■ **Record excerpts**:
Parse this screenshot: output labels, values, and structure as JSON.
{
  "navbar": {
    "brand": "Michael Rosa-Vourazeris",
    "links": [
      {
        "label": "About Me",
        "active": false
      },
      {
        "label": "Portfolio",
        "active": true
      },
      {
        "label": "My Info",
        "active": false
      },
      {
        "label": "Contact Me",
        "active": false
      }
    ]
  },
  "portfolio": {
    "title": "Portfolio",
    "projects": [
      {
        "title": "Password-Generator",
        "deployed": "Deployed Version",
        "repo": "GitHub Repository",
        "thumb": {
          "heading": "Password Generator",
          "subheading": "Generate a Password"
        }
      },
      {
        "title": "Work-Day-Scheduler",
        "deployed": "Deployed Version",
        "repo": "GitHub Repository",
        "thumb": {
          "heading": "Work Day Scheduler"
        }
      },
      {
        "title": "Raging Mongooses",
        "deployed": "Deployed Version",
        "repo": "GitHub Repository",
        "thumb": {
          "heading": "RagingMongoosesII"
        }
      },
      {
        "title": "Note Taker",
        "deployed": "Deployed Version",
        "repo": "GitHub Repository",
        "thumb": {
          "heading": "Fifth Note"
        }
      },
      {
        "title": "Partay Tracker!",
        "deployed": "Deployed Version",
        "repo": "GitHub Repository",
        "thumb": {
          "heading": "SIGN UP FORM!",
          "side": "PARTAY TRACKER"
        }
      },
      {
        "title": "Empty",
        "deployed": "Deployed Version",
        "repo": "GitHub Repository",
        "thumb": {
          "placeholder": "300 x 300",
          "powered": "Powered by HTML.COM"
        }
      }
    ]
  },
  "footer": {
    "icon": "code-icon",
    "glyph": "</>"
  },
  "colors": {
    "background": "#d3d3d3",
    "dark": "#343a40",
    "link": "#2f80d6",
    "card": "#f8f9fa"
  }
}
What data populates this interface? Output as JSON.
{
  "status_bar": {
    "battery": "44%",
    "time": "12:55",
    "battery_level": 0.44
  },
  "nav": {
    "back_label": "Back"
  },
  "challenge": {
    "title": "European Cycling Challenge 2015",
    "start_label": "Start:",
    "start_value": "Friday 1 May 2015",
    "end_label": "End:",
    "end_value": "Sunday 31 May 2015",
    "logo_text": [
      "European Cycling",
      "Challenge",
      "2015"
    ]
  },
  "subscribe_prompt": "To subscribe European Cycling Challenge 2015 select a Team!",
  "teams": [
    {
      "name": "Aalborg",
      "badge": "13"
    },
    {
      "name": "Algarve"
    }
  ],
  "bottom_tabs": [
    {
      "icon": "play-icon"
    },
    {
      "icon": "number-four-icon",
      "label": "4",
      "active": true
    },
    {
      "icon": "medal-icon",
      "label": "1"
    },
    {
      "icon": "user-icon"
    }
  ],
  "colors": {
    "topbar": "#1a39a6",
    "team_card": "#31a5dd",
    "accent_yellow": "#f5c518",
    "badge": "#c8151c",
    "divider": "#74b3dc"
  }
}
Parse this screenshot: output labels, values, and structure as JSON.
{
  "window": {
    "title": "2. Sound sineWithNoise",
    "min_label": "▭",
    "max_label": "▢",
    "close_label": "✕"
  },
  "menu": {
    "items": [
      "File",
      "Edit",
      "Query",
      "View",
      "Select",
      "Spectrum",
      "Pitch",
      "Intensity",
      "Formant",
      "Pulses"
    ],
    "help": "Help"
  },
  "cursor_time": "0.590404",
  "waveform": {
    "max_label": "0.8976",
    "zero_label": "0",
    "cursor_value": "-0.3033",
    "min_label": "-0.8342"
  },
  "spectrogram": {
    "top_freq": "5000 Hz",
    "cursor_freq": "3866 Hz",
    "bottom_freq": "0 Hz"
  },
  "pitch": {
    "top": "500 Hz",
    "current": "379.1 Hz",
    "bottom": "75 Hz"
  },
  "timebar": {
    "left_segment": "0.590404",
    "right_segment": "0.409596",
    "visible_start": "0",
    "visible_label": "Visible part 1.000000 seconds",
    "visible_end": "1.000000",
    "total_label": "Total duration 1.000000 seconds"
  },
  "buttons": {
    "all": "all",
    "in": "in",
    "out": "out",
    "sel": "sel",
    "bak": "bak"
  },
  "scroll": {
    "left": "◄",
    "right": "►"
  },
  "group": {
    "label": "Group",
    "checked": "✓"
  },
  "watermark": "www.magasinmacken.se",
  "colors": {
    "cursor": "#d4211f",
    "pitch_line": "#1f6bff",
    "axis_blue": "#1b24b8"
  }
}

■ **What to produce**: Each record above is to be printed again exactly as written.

■ **Solution**:
Parse this screenshot: output labels, values, and structure as JSON.
{
  "navbar": {
    "brand": "Michael Rosa-Vourazeris",
    "links": [
      {
        "label": "About Me",
        "active": false
      },
      {
        "label": "Portfolio",
        "active": true
      },
      {
        "label": "My Info",
        "active": false
      },
      {
        "label": "Contact Me",
        "active": false
      }
    ]
  },
  "portfolio": {
    "title": "Portfolio",
    "projects": [
      {
        "title": "Password-Generator",
        "deployed": "Deployed Version",
        "repo": "GitHub Repository",
        "thumb": {
          "heading": "Password Generator",
          "subheading": "Generate a Password"
        }
      },
      {
        "title": "Work-Day-Scheduler",
        "deployed": "Deployed Version",
        "repo": "GitHub Repository",
        "thumb": {
          "heading": "Work Day Scheduler"
        }
      },
      {
        "title": "Raging Mongooses",
        "deployed": "Deployed Version",
        "repo": "GitHub Repository",
        "thumb": {
          "heading": "RagingMongoosesII"
        }
      },
      {
        "title": "Note Taker",
        "deployed": "Deployed Version",
        "repo": "GitHub Repository",
        "thumb": {
          "heading": "Fifth Note"
        }
      },
      {
        "title": "Partay Tracker!",
        "deployed": "Deployed Version",
        "repo": "GitHub Repository",
        "thumb": {
          "heading": "SIGN UP FORM!",
          "side": "PARTAY TRACKER"
        }
      },
      {
        "title": "Empty",
        "deployed": "Deployed Version",
        "repo": "GitHub Repository",
        "thumb": {
          "placeholder": "300 x 300",
          "powered": "Powered by HTML.COM"
        }
      }
    ]
  },
  "footer": {
    "icon": "code-icon",
    "glyph": "</>"
  },
  "colors": {
    "background": "#d3d3d3",
    "dark": "#343a40",
    "link": "#2f80d6",
    "card": "#f8f9fa"
  }
}
What data populates this interface? Output as JSON.
{
  "status_bar": {
    "battery": "44%",
    "time": "12:55",
    "battery_level": 0.44
  },
  "nav": {
    "back_label": "Back"
  },
  "challenge": {
    "title": "European Cycling Challenge 2015",
    "start_label": "Start:",
    "start_value": "Friday 1 May 2015",
    "end_label": "End:",
    "end_value": "Sunday 31 May 2015",
    "logo_text": [
      "European Cycling",
      "Challenge",
      "2015"
    ]
  },
  "subscribe_prompt": "To subscribe European Cycling Challenge 2015 select a Team!",
  "teams": [
    {
      "name": "Aalborg",
      "badge": "13"
    },
    {
      "name": "Algarve"
    }
  ],
  "bottom_tabs": [
    {
      "icon": "play-icon"
    },
    {
      "icon": "number-four-icon",
      "label": "4",
      "active": true
    },
    {
      "icon": "medal-icon",
      "label": "1"
    },
    {
      "icon": "user-icon"
    }
  ],
  "colors": {
    "topbar": "#1a39a6",
    "team_card": "#31a5dd",
    "accent_yellow": "#f5c518",
    "badge": "#c8151c",
    "divider": "#74b3dc"
  }
}
Parse this screenshot: output labels, values, and structure as JSON.
{
  "window": {
    "title": "2. Sound sineWithNoise",
    "min_label": "▭",
    "max_label": "▢",
    "close_label": "✕"
  },
  "menu": {
    "items": [
      "File",
      "Edit",
      "Query",
      "View",
      "Select",
      "Spectrum",
      "Pitch",
      "Intensity",
      "Formant",
      "Pulses"
    ],
    "help": "Help"
  },
  "cursor_time": "0.590404",
  "waveform": {
    "max_label": "0.8976",
    "zero_label": "0",
    "cursor_value": "-0.3033",
    "min_label": "-0.8342"
  },
  "spectrogram": {
    "top_freq": "5000 Hz",
    "cursor_freq": "3866 Hz",
    "bottom_freq": "0 Hz"
  },
  "pitch": {
    "top": "500 Hz",
    "current": "379.1 Hz",
    "bottom": "75 Hz"
  },
  "timebar": {
    "left_segment": "0.590404",
    "right_segment": "0.409596",
    "visible_start": "0",
    "visible_label": "Visible part 1.000000 seconds",
    "visible_end": "1.000000",
    "total_label": "Total duration 1.000000 seconds"
  },
  "buttons": {
    "all": "all",
    "in": "in",
    "out": "out",
    "sel": "sel",
    "bak": "bak"
  },
  "scroll": {
    "left": "◄",
    "right": "►"
  },
  "group": {
    "label": "Group",
    "checked": "✓"
  },
  "watermark": "www.magasinmacken.se",
  "colors": {
    "cursor": "#d4211f",
    "pitch_line": "#1f6bff",
    "axis_blue": "#1b24b8"
  }
}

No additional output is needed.